Heart Valve Disease and Early Detection
In Thailand, heart valve disease is a common condition that affects many people as they age. Sometimes the condition may spring from the fact that the heart valves are not working as efficiently as they should.
Sufferers may experience difficulty in breathing or discomfort when doing routine tasks. They may also feel extremely tired from doing simple tasks such as climbing stairs. Without proper understanding of heart valve diseases, sufferers may attribute these experiences to the natural process of ageing. However, it’s important to realize that there could be an underlying heart condition requiring more serious attention.
What Are the Symptoms of Heart Valve Disease?
When a heart is not performing at its optimal state, it may not be able to pump blood — and oxygen — to other parts of the body effectively. Check to see if you experience any of these symptoms1, and discuss with your doctor about the possibility of them being signs of an unhealthy heart :
- Shortness of breath
- Chest pain
- Fatigue (low energy)
- Lightheadedness, feeling dizzy, and/or fainting
- Difficulty when exercising
- Swollen ankles and feet
- Rapid or irregular heartbeat
Do not take these symptoms lightly as they may reflect a more serious problem that requires medical attention. Seek a doctor’s advice as soon as you experience any of these symptoms.
What Causes Heart Valve Disease?
Congenital defect: Some babies are born with the condition which affects the anatomy and the functions of the heart.
Family history: It is common for heart valve disease to affect families with a history of this condition.
Infection or inflammation: Scar tissue formed in the heart as a result of a previous infection or inflammation can limit the valves’ ability to open and close effectively.
Age: The ageing process may take a toll on our heart valve muscles, making them weak or damaged. This is why heart valve diseases are more common among the elderly.
Heart valve disease is usually diagnosed through a series of comprehensive tests to determine the health of your heart.
When you consult a doctor with complaints of any of the symptoms listed above, one of the first things
he will do is to auscultate your heart with a stethoscope directly on your chest without clothing to check if there is a heart murmur.
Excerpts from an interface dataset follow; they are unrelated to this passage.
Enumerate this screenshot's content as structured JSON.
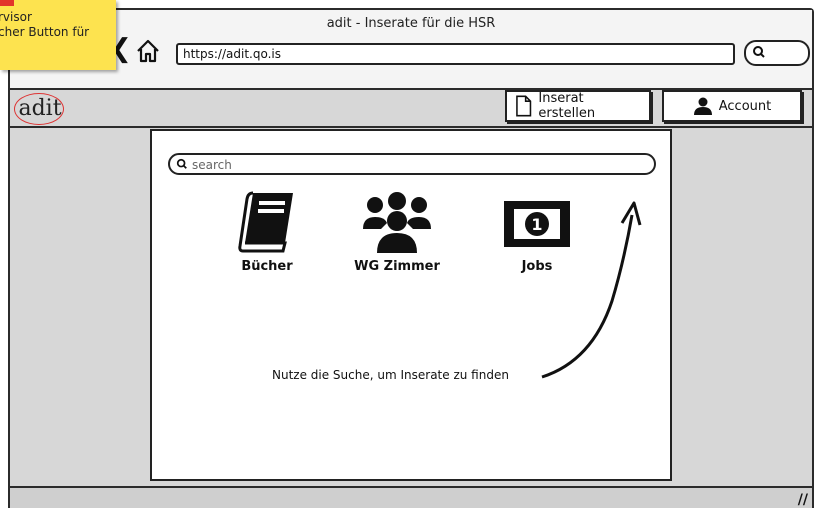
{
  "sticky_note": {
    "line1": "rvisor",
    "line2": "cher Button für"
  },
  "window": {
    "title": "adit - Inserate für die HSR"
  },
  "address_bar": {
    "url": "https://adit.qo.is"
  },
  "app": {
    "logo_text": "adit"
  },
  "header": {
    "create_label": "Inserat erstellen",
    "account_label": "Account"
  },
  "search": {
    "placeholder": "search",
    "value": ""
  },
  "categories": [
    {
      "label": "Bücher",
      "icon": "book-icon"
    },
    {
      "label": "WG Zimmer",
      "icon": "group-icon"
    },
    {
      "label": "Jobs",
      "icon": "money-icon"
    }
  ],
  "hint": "Nutze die Suche, um Inserate zu finden",
  "colors": {
    "sticky": "#fde34f",
    "pin": "#e2342a",
    "frame": "#2b2b2b",
    "background": "#d7d7d7"
  }
}
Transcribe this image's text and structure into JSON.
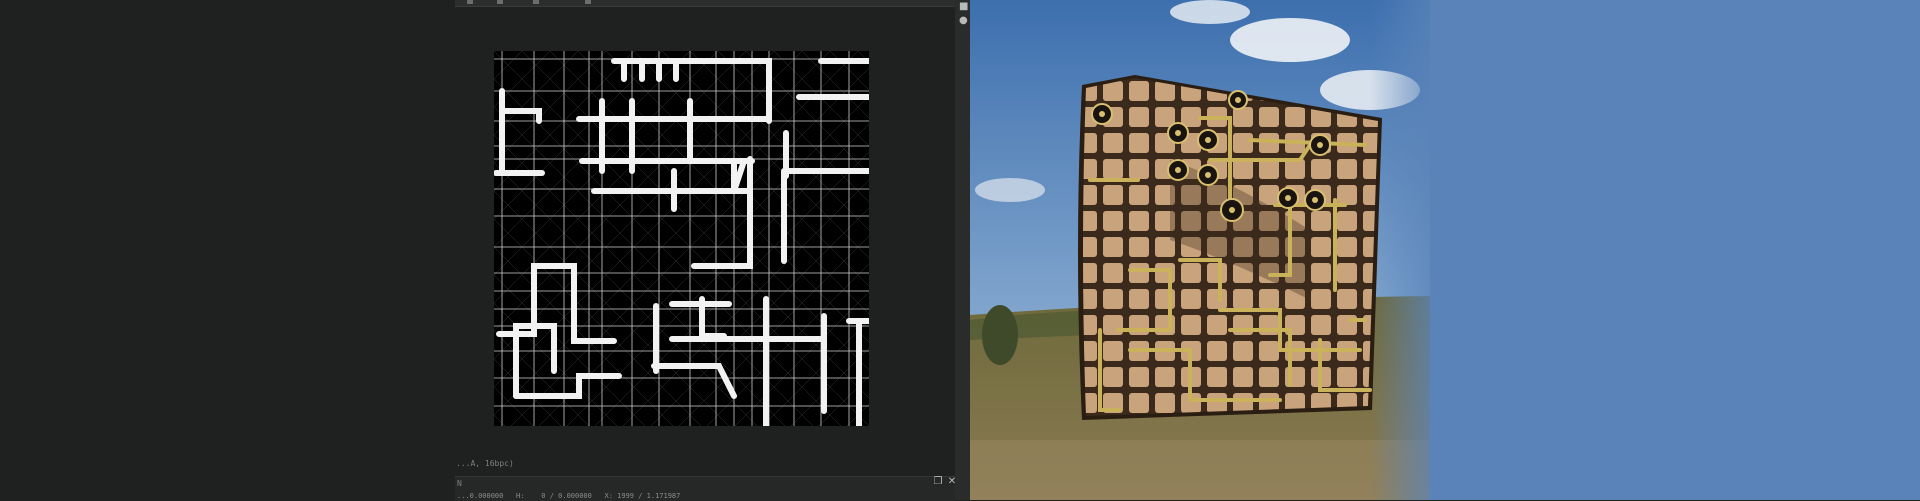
{
  "texture_panel": {
    "format_label": "...A, 16bpc)",
    "status_title": "N",
    "status_values": "...0.000000   H:    0 / 0.000000   X: 1999 / 1.171987"
  },
  "icons": {
    "camera": "camera-icon",
    "bulb": "light-bulb-icon",
    "restore": "restore-window-icon",
    "close": "close-icon"
  },
  "glyphs": {
    "camera": "■",
    "bulb": "●",
    "restore": "❐",
    "close": "✕"
  },
  "colors": {
    "panel_bg": "#1f2120",
    "sky": "#5a84b9",
    "tile": "#c4a07a",
    "brass": "#c9b25a"
  }
}
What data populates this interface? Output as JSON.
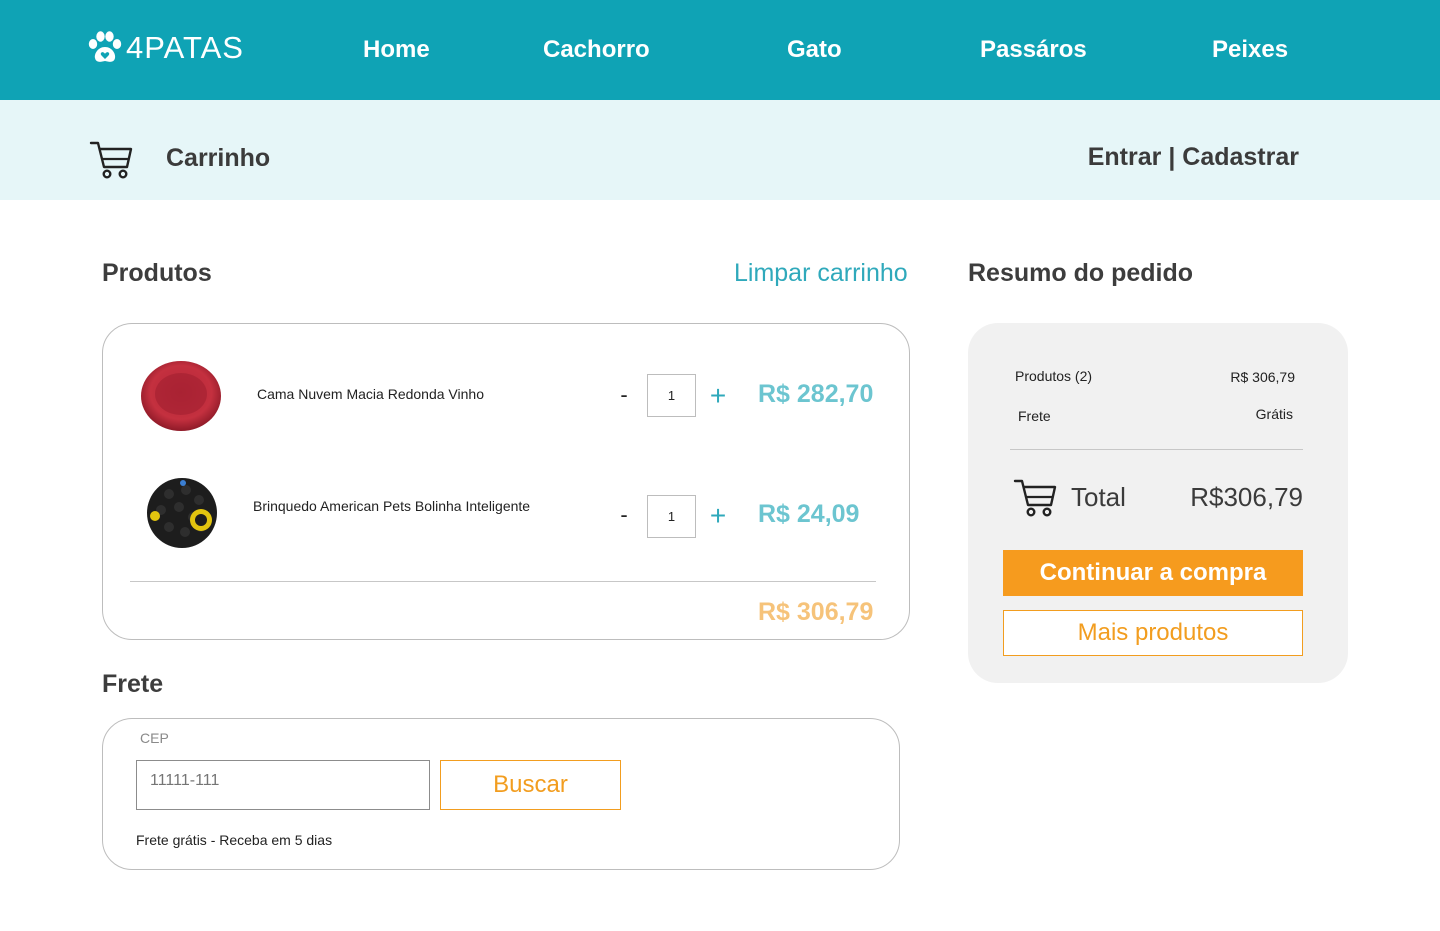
{
  "brand": {
    "logo_text": "4PATAS",
    "icon": "paw-icon"
  },
  "nav": {
    "items": [
      {
        "label": "Home"
      },
      {
        "label": "Cachorro"
      },
      {
        "label": "Gato"
      },
      {
        "label": "Passáros"
      },
      {
        "label": "Peixes"
      }
    ]
  },
  "subheader": {
    "icon": "cart-icon",
    "title": "Carrinho",
    "login_label": "Entrar",
    "separator": " | ",
    "register_label": "Cadastrar"
  },
  "products_section": {
    "title": "Produtos",
    "clear_label": "Limpar carrinho",
    "items": [
      {
        "name": "Cama Nuvem Macia Redonda Vinho",
        "quantity": "1",
        "price": "R$ 282,70",
        "image": "red-round-pet-bed"
      },
      {
        "name": "Brinquedo American Pets Bolinha Inteligente",
        "quantity": "1",
        "price": "R$ 24,09",
        "image": "black-treat-ball-toy"
      }
    ],
    "minus_label": "-",
    "plus_label": "+",
    "subtotal": "R$ 306,79"
  },
  "shipping": {
    "title": "Frete",
    "cep_label": "CEP",
    "cep_placeholder": "11111-111",
    "search_label": "Buscar",
    "info": "Frete grátis - Receba em 5 dias"
  },
  "summary": {
    "title": "Resumo do pedido",
    "products_label": "Produtos (2)",
    "products_value": "R$ 306,79",
    "shipping_label": "Frete",
    "shipping_value": "Grátis",
    "total_label": "Total",
    "total_value": "R$306,79",
    "continue_label": "Continuar a compra",
    "more_label": "Mais produtos"
  },
  "colors": {
    "header": "#0fa3b5",
    "subheader": "#e6f6f8",
    "accent_teal": "#2fa9bb",
    "accent_orange": "#f69b1e",
    "subtotal": "#f6c37a"
  }
}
This is done by placing a stethoscope on your unclothed chest and listening for unusual sounds. Heart murmurs are an early indication of heart valve disease3 . He may examine you further with additional tests such as an echocardiogram to give an accurate diagnosis. Such thorough examinations will allow him to ascertain whether the heart valve is indeed not working properly and why.
A Serious Yet Common Disease
The heart is a complex and critical part of human anatomy. A damaged heart can seriously impair the functions of the human body.
In Thailand, aortic stenosis (or aortic valve stenosis) is considered a serious type of heart valve disease that needs urgent medical attention. If the condition persists without any medical intervention, it may lead to a life-threatening situation.
Those most affected by aortic stenosis are the elderly.4 In such cases, the aortic valve is unable to open and close fully as it should.
It’s best to reach out to your doctor to address the condition immediately and learn about the treatment options available to restore the heart valve to its optimal performance.
Learn more about aortic stenosis, the most common type of heart valve disease affecting the elderly in Thailand.
Mayo Clinic Staff. www.mayoclinic.com http://www.mayoclinic.org/diseases-conditions/aortic-stenosis/basics/symptoms/con-20026329. Accessed August 12, 2016.
Alliance for Aging Research. Aortic Stenosis: Under-Diagnosed and Under-Treated. 2010. https://www.agingresearch.org/newsletters/view/36. Accessed August 12, 2016.
Nishimura RA, Otto CM, Bonow RO et al. 2014 AHA/ACC Guideline for the management of patients with valvular heart disease: Executive summary. Circulation 2014; 10;129:2440–92.
Bouma BJ, van den Brink RBA, van der Meulen JHP et al. To operate or not on elderly patients with aortic stenosis: the decision and its consequences. Heart 1999 Aug; 82: 143–8.
Das P. Exercise testing to stratify risk in aortic stenosis. Eur Heart J 2005;26:1309–13.